- Han dynasty (206 B.C.E.–220 C.E.), an introduction
- Introduction to the Han dynasty
- The search for immortality: The Tomb of Lady Dai
- Funeral banner of Lady Dai (Xin Zhui)
- Tomb model of a watchtower
- Disk (bi) with knobs, feline, and dragon
- Vase with cover
- House model
- Money tree
What is this object?
This is a ceramic model of a house, made as a burial object (mingqi) during the Eastern Han dynasty (25–220). Models like this one were made to represent everything from simple goat or pig pens to the most elaborate towers and palaces. Because very few ancient Chinese buildings have survived intact, these models, along with descriptions from ancient texts, give a good representation of what the buildings might have looked like.
How was it made?
Mingqi were made in response to the growing demand for burial objects in various workshops throughout China during the Han dynasty. They were made of earthenware and either grey or lead glazed. It is not known exactly when and how lead-glazes were introduced. Taoist alchemists may have influenced potters by experimenting with the chemical properties of metals in a search for the elixir of immortality. Ironically, lead was poisonous, and was therefore only used on burial items. The body of the vessel would have been reddish in color. Green was produced by adding glaze containing copper oxide. The vessel was fired twice in the kiln. Brown glazes were popular in the western Han, whereas green lead-glazes became popular in the eastern Han.
How does this object reflect society at that time?
Burial objects such as this are plentiful from this period. The Asian Art Museum collections from this time include other farm scenes, well-heads, animals, cookware, stoves, houses, jars, incense burners and a rare set of gate pillars. Some can be disassembled to view component parts. Watchtower models and house models allow us to see construction techniques and room arrangements.
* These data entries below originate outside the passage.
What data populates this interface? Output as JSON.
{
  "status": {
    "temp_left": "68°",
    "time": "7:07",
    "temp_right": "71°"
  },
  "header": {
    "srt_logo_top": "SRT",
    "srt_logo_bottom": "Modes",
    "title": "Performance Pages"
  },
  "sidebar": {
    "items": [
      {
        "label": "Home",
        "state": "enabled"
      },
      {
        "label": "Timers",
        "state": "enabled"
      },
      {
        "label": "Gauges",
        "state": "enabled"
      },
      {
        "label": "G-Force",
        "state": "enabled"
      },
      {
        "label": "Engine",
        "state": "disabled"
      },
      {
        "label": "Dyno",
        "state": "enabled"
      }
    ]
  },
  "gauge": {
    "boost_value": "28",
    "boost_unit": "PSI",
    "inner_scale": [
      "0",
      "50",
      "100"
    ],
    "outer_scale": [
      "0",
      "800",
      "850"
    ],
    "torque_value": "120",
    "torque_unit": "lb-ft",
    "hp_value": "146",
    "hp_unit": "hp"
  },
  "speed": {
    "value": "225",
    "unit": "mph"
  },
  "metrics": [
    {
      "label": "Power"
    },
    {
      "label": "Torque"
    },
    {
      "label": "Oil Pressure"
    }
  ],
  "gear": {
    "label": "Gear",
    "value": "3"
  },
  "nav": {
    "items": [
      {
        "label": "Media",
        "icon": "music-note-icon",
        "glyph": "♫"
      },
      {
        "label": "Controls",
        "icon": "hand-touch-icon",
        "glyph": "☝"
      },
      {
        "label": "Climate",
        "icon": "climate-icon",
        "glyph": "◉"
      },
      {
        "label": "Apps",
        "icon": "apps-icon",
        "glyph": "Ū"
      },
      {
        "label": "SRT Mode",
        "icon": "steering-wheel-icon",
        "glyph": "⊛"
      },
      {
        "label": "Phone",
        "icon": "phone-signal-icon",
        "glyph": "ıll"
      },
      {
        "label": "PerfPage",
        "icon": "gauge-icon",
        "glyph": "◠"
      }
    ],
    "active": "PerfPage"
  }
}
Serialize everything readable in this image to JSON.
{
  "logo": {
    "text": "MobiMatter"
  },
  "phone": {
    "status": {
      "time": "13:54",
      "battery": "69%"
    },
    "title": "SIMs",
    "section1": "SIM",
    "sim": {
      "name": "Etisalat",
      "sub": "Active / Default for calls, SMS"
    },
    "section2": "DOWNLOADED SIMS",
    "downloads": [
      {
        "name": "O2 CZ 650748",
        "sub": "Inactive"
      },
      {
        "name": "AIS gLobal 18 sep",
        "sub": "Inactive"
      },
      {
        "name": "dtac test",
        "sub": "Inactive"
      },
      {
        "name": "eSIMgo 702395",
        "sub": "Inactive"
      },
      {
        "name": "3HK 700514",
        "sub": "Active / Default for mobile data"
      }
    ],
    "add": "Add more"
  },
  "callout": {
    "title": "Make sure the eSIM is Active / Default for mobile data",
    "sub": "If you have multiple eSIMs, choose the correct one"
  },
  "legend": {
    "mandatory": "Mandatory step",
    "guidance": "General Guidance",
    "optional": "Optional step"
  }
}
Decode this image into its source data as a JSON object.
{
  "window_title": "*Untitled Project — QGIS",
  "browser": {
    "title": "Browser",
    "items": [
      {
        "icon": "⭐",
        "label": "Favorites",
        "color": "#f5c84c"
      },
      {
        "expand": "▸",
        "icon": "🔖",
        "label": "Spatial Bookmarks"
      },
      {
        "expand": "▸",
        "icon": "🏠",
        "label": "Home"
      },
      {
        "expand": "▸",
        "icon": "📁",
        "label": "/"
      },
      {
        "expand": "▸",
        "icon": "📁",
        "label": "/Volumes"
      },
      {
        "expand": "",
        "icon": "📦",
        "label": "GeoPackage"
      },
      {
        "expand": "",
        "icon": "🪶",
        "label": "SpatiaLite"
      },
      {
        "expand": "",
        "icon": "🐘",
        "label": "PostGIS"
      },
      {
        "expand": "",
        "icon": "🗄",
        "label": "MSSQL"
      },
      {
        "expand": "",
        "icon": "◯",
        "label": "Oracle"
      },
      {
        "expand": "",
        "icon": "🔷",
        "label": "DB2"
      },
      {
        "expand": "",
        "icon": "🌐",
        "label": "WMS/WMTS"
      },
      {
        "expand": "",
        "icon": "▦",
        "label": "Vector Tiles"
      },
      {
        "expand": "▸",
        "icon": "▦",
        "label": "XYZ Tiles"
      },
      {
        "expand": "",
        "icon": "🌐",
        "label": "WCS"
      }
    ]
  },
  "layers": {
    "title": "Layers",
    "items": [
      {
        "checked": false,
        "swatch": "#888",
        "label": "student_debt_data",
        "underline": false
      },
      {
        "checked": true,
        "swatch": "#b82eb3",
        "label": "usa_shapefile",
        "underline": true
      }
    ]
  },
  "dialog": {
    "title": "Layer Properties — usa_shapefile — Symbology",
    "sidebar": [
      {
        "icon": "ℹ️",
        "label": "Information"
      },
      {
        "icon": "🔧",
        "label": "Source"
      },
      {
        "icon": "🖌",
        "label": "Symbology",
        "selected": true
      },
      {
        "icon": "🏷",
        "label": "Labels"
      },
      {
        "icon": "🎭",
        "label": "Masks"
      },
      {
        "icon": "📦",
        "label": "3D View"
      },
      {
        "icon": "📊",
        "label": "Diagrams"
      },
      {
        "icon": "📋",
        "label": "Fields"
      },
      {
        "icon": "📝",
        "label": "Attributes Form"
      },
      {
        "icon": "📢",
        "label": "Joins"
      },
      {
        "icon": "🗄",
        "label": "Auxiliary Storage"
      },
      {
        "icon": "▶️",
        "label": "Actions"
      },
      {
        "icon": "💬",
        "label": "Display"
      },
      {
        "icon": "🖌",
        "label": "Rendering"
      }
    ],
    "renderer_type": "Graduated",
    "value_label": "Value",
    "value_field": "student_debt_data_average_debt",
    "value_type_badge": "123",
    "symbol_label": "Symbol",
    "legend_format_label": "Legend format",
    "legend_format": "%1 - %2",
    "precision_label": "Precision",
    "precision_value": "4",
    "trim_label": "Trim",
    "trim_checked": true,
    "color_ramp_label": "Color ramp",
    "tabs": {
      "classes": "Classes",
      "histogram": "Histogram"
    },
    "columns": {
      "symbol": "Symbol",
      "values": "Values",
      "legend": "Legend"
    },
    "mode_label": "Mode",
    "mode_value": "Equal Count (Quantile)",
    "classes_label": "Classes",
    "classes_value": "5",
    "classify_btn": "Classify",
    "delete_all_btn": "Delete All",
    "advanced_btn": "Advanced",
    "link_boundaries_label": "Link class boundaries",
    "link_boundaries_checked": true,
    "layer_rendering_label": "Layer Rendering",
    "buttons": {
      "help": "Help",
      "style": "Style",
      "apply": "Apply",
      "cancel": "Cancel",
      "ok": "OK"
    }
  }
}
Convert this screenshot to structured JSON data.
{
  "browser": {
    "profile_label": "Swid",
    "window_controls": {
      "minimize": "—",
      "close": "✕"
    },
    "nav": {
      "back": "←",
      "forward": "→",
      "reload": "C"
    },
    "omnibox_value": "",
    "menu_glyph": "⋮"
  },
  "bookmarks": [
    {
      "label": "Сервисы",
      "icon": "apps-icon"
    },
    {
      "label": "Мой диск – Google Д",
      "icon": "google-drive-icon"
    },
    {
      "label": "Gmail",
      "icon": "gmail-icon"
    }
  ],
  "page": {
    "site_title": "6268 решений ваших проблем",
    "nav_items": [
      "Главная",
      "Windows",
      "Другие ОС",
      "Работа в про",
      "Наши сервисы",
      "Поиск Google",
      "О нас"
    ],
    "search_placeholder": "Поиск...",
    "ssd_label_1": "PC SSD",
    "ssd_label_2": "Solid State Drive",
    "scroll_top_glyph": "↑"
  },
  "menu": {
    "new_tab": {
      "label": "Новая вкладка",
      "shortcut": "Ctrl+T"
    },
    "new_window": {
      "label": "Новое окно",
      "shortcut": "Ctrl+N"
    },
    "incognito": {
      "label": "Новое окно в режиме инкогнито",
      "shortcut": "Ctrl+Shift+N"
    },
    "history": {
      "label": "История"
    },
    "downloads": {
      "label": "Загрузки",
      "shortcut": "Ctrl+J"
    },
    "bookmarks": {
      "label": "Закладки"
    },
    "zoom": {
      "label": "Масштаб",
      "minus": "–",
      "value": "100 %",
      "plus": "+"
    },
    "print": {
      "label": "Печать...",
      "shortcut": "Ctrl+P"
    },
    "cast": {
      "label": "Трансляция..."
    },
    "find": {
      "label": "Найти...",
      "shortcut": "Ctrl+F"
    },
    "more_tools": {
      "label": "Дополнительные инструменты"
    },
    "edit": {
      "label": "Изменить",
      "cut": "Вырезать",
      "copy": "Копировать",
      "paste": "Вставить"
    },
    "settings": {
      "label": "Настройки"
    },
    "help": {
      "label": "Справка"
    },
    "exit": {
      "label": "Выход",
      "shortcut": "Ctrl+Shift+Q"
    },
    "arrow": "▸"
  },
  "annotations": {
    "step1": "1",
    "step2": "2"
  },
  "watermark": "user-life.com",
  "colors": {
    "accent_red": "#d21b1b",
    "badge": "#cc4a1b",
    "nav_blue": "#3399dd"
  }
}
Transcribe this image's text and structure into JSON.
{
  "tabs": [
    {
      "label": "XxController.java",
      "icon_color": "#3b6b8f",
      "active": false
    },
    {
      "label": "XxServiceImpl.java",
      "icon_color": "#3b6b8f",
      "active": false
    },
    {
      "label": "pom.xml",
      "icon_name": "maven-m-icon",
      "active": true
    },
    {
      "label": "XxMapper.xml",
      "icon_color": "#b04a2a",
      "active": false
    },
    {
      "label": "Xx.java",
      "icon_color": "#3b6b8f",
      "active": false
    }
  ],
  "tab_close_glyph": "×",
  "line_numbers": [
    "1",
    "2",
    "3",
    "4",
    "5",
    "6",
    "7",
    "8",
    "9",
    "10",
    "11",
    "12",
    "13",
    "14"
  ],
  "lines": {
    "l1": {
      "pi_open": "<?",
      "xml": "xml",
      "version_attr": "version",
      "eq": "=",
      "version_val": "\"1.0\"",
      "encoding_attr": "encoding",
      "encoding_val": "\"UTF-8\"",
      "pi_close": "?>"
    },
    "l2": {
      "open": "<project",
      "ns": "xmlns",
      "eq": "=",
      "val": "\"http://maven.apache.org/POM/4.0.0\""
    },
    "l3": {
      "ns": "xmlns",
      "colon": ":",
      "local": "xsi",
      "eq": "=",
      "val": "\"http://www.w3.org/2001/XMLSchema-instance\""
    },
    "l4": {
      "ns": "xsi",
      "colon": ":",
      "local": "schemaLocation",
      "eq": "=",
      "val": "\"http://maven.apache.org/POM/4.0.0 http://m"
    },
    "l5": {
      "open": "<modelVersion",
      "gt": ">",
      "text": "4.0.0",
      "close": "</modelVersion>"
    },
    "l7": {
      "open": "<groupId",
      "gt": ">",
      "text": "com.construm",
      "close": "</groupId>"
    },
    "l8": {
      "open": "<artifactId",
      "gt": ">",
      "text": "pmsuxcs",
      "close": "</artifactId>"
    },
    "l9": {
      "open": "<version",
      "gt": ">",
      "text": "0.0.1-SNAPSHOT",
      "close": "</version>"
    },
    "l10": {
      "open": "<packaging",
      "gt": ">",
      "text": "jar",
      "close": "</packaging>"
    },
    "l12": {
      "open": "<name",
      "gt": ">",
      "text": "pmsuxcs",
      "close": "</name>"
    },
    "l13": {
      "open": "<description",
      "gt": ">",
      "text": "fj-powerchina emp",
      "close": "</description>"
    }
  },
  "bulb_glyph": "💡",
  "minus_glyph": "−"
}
What was the purpose of these models?
Models of real-life objects were placed in tombs to provide for the deceased’s soul, which needed real-life provisions in the afterlife, for sustenance and reassurance. This was not the life-sized world of the scale created by the First Emperor, but a facsimile version produced for a growing population wanting to enjoy the burial privileges of the aristocratic elite.
Want to join the conversation?
- I wonder if our modern times that includes so many examples of architecture that wont last such as massive stucco tract homes etc. will be forgotten when they are inevitably replaced with something else in the future. Since we no longer bury our dead with relics left over from their lifetime. It will be interesting to see what happens in the future with this regard...I of course, won't be alive to witness it.(5 votes)
- The difference being that we have many modes of storage and as we advance we copy previous information on the new medium. Consider the vinal to tape to cassette or eight track to CD to DVD to mpeg and so on. None of these are gone today.(3 votes)
- What is the purpose of the keyhole shaped cutout?(3 votes)
- I'm guessing its the key hole to the door because if you look closely to the door there's no door knob.(2 votes)
- What is an alchemist? Also, did the insides of the house have any furniture or was it only a decorated outside?(1 vote)
- Alchemy was a medieval form of chemistry, which focused on the transformation of matter. Alchemists aimed to convert base metals into gold, and to find an elixir of life (you've probably heard of the Philosopher's Stone, that was one of the things that alchemists were trying to create). The problem with alchemy was that a lot of the practices were based more on magic than science, so their attempts at making gold and finding eternal life did not amount to much. But they did discover many other things, which formed the beginning of what we now call chemistry! Hope this helps. :)(1 vote)
- How large is this house model ?(1 vote)